> What this task involves
A verbatim copy of every entry is required.

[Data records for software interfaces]
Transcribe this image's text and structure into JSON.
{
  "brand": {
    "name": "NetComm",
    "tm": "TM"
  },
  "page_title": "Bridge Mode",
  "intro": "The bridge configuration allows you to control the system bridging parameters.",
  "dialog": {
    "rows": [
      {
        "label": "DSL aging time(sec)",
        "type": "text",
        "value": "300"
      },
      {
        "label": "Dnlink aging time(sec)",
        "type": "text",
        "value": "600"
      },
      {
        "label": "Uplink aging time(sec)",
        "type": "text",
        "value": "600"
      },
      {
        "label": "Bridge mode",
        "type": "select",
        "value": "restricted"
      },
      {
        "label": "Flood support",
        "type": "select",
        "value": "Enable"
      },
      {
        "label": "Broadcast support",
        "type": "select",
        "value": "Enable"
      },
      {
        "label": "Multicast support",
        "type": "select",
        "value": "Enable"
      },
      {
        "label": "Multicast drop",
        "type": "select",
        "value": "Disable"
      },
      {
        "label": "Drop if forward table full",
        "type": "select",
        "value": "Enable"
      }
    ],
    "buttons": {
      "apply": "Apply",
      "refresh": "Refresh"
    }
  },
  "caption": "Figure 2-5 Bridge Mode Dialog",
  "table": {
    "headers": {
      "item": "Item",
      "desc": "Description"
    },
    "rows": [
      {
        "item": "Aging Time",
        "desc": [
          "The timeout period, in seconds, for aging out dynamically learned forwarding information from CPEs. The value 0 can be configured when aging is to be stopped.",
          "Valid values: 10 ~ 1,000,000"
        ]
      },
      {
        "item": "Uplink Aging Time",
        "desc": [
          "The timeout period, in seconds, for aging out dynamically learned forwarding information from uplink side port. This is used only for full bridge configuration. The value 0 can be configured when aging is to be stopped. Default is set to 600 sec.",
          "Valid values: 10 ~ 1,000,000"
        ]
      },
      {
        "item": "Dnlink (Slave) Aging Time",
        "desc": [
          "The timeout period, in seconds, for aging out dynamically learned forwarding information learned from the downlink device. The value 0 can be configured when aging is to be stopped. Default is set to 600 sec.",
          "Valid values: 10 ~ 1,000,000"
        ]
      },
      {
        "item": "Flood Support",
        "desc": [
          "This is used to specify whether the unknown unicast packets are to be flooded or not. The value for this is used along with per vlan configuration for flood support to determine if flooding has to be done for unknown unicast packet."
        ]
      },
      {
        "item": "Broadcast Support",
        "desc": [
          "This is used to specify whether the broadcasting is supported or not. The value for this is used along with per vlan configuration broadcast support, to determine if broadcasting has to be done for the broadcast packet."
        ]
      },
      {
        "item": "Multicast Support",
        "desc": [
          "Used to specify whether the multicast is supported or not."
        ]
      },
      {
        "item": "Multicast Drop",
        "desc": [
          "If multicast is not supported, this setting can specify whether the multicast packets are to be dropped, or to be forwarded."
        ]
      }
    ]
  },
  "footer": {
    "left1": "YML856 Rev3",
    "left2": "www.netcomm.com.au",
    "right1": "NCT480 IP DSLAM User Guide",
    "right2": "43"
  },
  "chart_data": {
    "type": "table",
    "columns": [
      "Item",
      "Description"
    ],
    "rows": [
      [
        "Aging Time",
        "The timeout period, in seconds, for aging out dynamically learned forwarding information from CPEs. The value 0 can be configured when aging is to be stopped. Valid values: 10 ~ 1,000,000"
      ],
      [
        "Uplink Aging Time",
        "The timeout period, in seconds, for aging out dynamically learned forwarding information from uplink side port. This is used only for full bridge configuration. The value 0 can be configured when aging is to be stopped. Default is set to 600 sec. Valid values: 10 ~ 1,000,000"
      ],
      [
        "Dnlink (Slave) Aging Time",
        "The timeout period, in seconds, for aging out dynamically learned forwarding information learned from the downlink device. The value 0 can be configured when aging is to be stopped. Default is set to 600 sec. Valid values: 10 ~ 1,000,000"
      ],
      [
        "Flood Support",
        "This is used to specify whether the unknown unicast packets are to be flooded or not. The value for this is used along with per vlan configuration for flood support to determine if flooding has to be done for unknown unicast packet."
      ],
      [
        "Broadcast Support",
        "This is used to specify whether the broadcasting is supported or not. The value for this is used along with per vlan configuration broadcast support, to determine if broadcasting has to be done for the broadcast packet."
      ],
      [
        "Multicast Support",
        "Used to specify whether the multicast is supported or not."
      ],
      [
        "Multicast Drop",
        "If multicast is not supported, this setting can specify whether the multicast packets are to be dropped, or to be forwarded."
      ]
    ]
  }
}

> Solution
Transcribe this image's text and structure into JSON.
{
  "brand": {
    "name": "NetComm",
    "tm": "TM"
  },
  "page_title": "Bridge Mode",
  "intro": "The bridge configuration allows you to control the system bridging parameters.",
  "dialog": {
    "rows": [
      {
        "label": "DSL aging time(sec)",
        "type": "text",
        "value": "300"
      },
      {
        "label": "Dnlink aging time(sec)",
        "type": "text",
        "value": "600"
      },
      {
        "label": "Uplink aging time(sec)",
        "type": "text",
        "value": "600"
      },
      {
        "label": "Bridge mode",
        "type": "select",
        "value": "restricted"
      },
      {
        "label": "Flood support",
        "type": "select",
        "value": "Enable"
      },
      {
        "label": "Broadcast support",
        "type": "select",
        "value": "Enable"
      },
      {
        "label": "Multicast support",
        "type": "select",
        "value": "Enable"
      },
      {
        "label": "Multicast drop",
        "type": "select",
        "value": "Disable"
      },
      {
        "label": "Drop if forward table full",
        "type": "select",
        "value": "Enable"
      }
    ],
    "buttons": {
      "apply": "Apply",
      "refresh": "Refresh"
    }
  },
  "caption": "Figure 2-5 Bridge Mode Dialog",
  "table": {
    "headers": {
      "item": "Item",
      "desc": "Description"
    },
    "rows": [
      {
        "item": "Aging Time",
        "desc": [
          "The timeout period, in seconds, for aging out dynamically learned forwarding information from CPEs. The value 0 can be configured when aging is to be stopped.",
          "Valid values: 10 ~ 1,000,000"
        ]
      },
      {
        "item": "Uplink Aging Time",
        "desc": [
          "The timeout period, in seconds, for aging out dynamically learned forwarding information from uplink side port. This is used only for full bridge configuration. The value 0 can be configured when aging is to be stopped. Default is set to 600 sec.",
          "Valid values: 10 ~ 1,000,000"
        ]
      },
      {
        "item": "Dnlink (Slave) Aging Time",
        "desc": [
          "The timeout period, in seconds, for aging out dynamically learned forwarding information learned from the downlink device. The value 0 can be configured when aging is to be stopped. Default is set to 600 sec.",
          "Valid values: 10 ~ 1,000,000"
        ]
      },
      {
        "item": "Flood Support",
        "desc": [
          "This is used to specify whether the unknown unicast packets are to be flooded or not. The value for this is used along with per vlan configuration for flood support to determine if flooding has to be done for unknown unicast packet."
        ]
      },
      {
        "item": "Broadcast Support",
        "desc": [
          "This is used to specify whether the broadcasting is supported or not. The value for this is used along with per vlan configuration broadcast support, to determine if broadcasting has to be done for the broadcast packet."
        ]
      },
      {
        "item": "Multicast Support",
        "desc": [
          "Used to specify whether the multicast is supported or not."
        ]
      },
      {
        "item": "Multicast Drop",
        "desc": [
          "If multicast is not supported, this setting can specify whether the multicast packets are to be dropped, or to be forwarded."
        ]
      }
    ]
  },
  "footer": {
    "left1": "YML856 Rev3",
    "left2": "www.netcomm.com.au",
    "right1": "NCT480 IP DSLAM User Guide",
    "right2": "43"
  },
  "chart_data": {
    "type": "table",
    "columns": [
      "Item",
      "Description"
    ],
    "rows": [
      [
        "Aging Time",
        "The timeout period, in seconds, for aging out dynamically learned forwarding information from CPEs. The value 0 can be configured when aging is to be stopped. Valid values: 10 ~ 1,000,000"
      ],
      [
        "Uplink Aging Time",
        "The timeout period, in seconds, for aging out dynamically learned forwarding information from uplink side port. This is used only for full bridge configuration. The value 0 can be configured when aging is to be stopped. Default is set to 600 sec. Valid values: 10 ~ 1,000,000"
      ],
      [
        "Dnlink (Slave) Aging Time",
        "The timeout period, in seconds, for aging out dynamically learned forwarding information learned from the downlink device. The value 0 can be configured when aging is to be stopped. Default is set to 600 sec. Valid values: 10 ~ 1,000,000"
      ],
      [
        "Flood Support",
        "This is used to specify whether the unknown unicast packets are to be flooded or not. The value for this is used along with per vlan configuration for flood support to determine if flooding has to be done for unknown unicast packet."
      ],
      [
        "Broadcast Support",
        "This is used to specify whether the broadcasting is supported or not. The value for this is used along with per vlan configuration broadcast support, to determine if broadcasting has to be done for the broadcast packet."
      ],
      [
        "Multicast Support",
        "Used to specify whether the multicast is supported or not."
      ],
      [
        "Multicast Drop",
        "If multicast is not supported, this setting can specify whether the multicast packets are to be dropped, or to be forwarded."
      ]
    ]
  }
}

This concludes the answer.